House leaders yesterday sought to show that they are serious about adopting a new code of ethics by promising that tougher rules covering matters ranging from financial disclosure to outside income restrictions will be before the House by early March.

Rep. David R. Obey (D-Wis.), head of a House commission that will propose the rules changes, promised that the code would be before Speaker Thomas P. (Tip) O'Neill Jr. (D-Mass.) by Feb. 8.

Testifying before the commission, which began hearings on the new code yesterday, O'Neill endorsed the timetable, and said:

"I intend, by the end of two year as Speaker of the House, that this House will have the strongest code of ethics of any constitutional legislative body in America."

The commission recommendations will go to the House Rules Committee and then to the floor. O'Neill said that on the day they are adopted as House rules he would appoint an ad hoc committee headed by Rep. Richardson Preyer (D-N.C) to write them into law and produce guidelines for the code.

Preyer said his job would be to decide on enforcement and to coordinate with the Senate, since when they are adopted as law they will affect the Senate as well. Adopting them as law also allows civil and criminal penalties to be set for violating the code. There are no evil or criminal penalties for violating House rules.

The Obey commission will make recommendations concerning financial disclosure, restrictions on outside income and gifts to members of Congress, unofficial office accounts funded by private contributions and use of the franking privilege.

The Commission on Executive, Legislative and Judicial Salaries has recently recommended that congressional pay be raised from $44,600 a year to $57,500, but said that increase should be tied to adopting a tougher code of conduct, particularly putting restrictions on outside earned income and honoraria for speaking engagements.

Testifying before the Obey commission yesterday, pay commission Chairman Peter G. Peterson said the pay increase would cost the public about $1.5 million, but added, "Money in politics is so corrosive that there would be a likely saving to the taxpayer by taking this step to minimize the influence of special interest far beyond the $1.5 million if would cost."

However, despite Peterson's enthusiasm for the proposal, the afternoon session of the Obey commission brought the first indication that getting the new code through the House might not be so easy.

Five House members, considered to be leading and influential reformers, were asked by Obey commission member Rep. Lee H. Hamilton (D-Ind.) to comment on some suggested concrete proposals.

Among the suggested proposals listed by Hamilton:

Full disclosure of all assets, liabilities, disbursements and other relevant holdings.

A limit on outside and earned income that would prevent members of the Congress from earnings more than 10 or 15 per cent of their salary from outside sources.
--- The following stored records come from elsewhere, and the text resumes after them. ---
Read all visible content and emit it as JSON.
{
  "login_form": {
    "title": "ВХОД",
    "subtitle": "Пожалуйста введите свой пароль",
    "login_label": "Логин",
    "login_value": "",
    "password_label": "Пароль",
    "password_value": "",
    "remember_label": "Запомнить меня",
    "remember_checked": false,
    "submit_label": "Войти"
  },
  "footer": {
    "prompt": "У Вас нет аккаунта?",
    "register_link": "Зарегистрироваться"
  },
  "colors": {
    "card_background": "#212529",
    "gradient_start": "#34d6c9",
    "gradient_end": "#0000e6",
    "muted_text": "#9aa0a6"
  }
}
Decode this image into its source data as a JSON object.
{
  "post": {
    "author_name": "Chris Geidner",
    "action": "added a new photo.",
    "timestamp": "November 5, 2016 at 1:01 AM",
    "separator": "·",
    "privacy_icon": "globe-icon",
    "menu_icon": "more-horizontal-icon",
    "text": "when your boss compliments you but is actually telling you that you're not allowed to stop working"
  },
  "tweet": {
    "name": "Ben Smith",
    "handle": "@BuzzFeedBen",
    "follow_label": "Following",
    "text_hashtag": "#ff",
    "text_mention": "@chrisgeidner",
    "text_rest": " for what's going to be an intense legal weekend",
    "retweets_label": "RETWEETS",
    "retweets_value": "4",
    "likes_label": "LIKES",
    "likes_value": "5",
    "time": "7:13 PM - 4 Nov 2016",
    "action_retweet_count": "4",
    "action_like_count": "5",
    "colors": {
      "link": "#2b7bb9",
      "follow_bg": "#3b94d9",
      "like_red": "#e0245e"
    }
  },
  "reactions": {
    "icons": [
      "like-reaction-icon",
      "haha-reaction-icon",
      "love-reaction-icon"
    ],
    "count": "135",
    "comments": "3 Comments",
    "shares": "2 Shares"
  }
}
Limit to about $600 the amount that could be received in honoraria for any single speech and an overall limit on the amount of honoraria a member could receive.

Abolish outside office accounts, now funded by contributions, often from special interest groups.

No acceptance of gifts over $300 by the member.

No lame duck travel.

Ban the use of outside funds to produce any mail that is to be franked.

But Rep. John B. Anderson (R-Ill.), one of the longtime devotees of reform, bristled at the suggestion of a 10 per cent limit on outside income and the limit on honoraria. And longtime reformer Rep. Morris K. Udall (D-Ariz.) opposed limits on outside income, limiting honoraria, abolishing office accounts and abolishing lame duck travel.

On limiting outside income, Anderson said, "If you are serious about limiting outside income to between 10 and 15 per cent of a member's salary, I'll soon depart this place. I don't want to try to educate five college-age children with that."

Udall said, "I'm against a limit on outside income.You're saying there's a difference between earned and unearned income. You're saying if I have all kinds of inherited wealth in stocks and bonds it's okay. But if I got out on weekends and hustle and get some money from speaking engagements it's not okay."

Udall said his philosophy was to have full disclosure of everything, from office accounts to honoraria. "Then if my opponent can use what I made in honoraria or how I used my office account against me, and the people buy it, I will be defeated."

Rep. Robert W. Kastenmeier (D-Wis.) endorsed a limit on outside earned income, but thought 10 per cent might be too low. He suggested allowing $6,000 in honoraria.

He found some agreement among the commission members. The Obey commission is made up of eight House members, five Democrats and three Republicans, and seven "outsiders" from business, labor, academic and interest groups.